When someone who receives Social Security is unable to handle their own money, the government can appoint a third party to do it for them. Typically it's a family member. If no one can be found to do it gratis, a non-profit organization can get the job in exchange for a monthly fee charged to the beneficiary.
For the second time in recent months, one of these organizations - called representative payees - has lost its contract with the Social Security Administration. Richfield-based Greenleaf Payment Services handled the benefits of 290 vulnerable recipients when it was terminated in July, and it's now the subject of an investigation by Social Security's Office of Inspector General, an agency spokeswoman said Thursday.
"It's inappropriate to discuss it further because there is an open investigation," said Carmen Moreno, a Social Security spokeswoman in Chicago.
When I interviewed her a few weeks ago, Moreno did not mention any similar investigation of the now-defunct J.T. Kitt Society, also of Minneapolis, and she said there was no question of any misuse of money.
At least two cases of Social Security benefit fraud have resulted in criminal convictions in the past year and a half.
Like J.T. Kitt, Greenleaf Payment Services is a non-profit organization permitted to charge Social Security recipients about $40 per month to collect their checks and pay their bills. I have called and emailed the head of Greenleaf Payment Services, Edward Leaf, and will update this post with any response I get. When I called Greenleaf on Thursday, I got this recorded message:

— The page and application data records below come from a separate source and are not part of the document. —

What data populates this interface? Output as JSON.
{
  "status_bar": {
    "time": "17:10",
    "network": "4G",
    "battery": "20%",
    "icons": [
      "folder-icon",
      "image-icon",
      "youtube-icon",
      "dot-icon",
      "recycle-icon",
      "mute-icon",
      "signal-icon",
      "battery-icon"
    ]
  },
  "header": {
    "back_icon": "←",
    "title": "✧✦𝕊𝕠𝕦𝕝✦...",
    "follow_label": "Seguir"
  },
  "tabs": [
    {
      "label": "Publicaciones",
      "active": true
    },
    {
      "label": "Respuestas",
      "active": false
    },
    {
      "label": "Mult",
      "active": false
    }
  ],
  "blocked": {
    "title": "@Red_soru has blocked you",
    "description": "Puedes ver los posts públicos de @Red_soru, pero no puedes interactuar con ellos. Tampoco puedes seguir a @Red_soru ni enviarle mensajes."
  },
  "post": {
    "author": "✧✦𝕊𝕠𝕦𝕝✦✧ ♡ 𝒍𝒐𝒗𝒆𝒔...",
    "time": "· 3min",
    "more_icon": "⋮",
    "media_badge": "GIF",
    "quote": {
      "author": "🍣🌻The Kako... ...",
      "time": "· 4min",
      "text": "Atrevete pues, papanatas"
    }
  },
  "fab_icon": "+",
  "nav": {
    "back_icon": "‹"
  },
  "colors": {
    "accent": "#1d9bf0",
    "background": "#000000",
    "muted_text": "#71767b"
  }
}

Today is Monday, September 8, 2014. As of today, Greenleaf has not received any Social Security funds for this month for any of our clients. We apologize for this and are sorry that we are unable to help you with any of your bills. If your payee has already changed, please check with your new payee. Otherwise you need to contact Social Security and ask them what they are going to do with your funds for this month and ongoing. Also, if you have any uncashed checks with Bremer Bank, the account has been closed, and Bremer has advised they are not going to honor any of the checks. They will return them marked, "Account closed." Thank you.

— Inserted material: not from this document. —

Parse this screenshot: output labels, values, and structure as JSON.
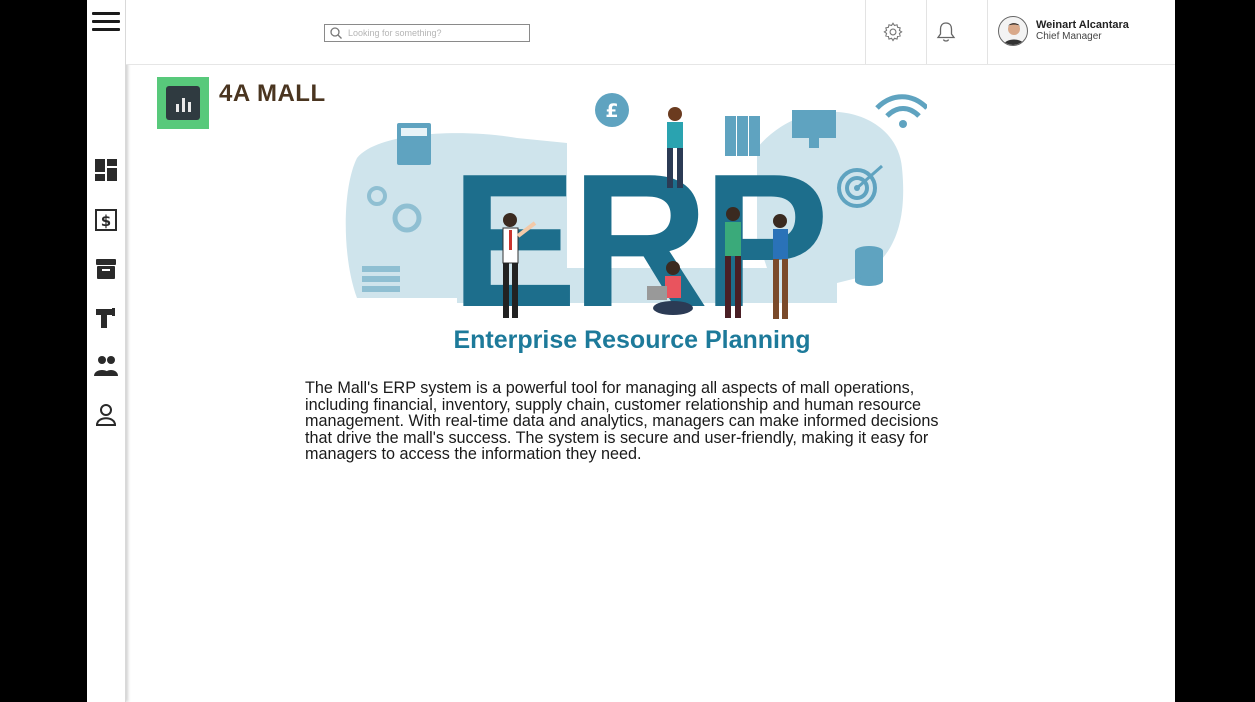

According to Greenleaf's most recent tax form, for 2012 (below), the company took in about $138,000 in revenue, and had about the same in expenses. But it has carried more than $200,000 in liabilities for the past three years, and attributes the current total of $232,000 to "credit cards, lines of credit, loans and payroll tax liabilities." The only paid employee, Leaf, earned a $65,000 salary.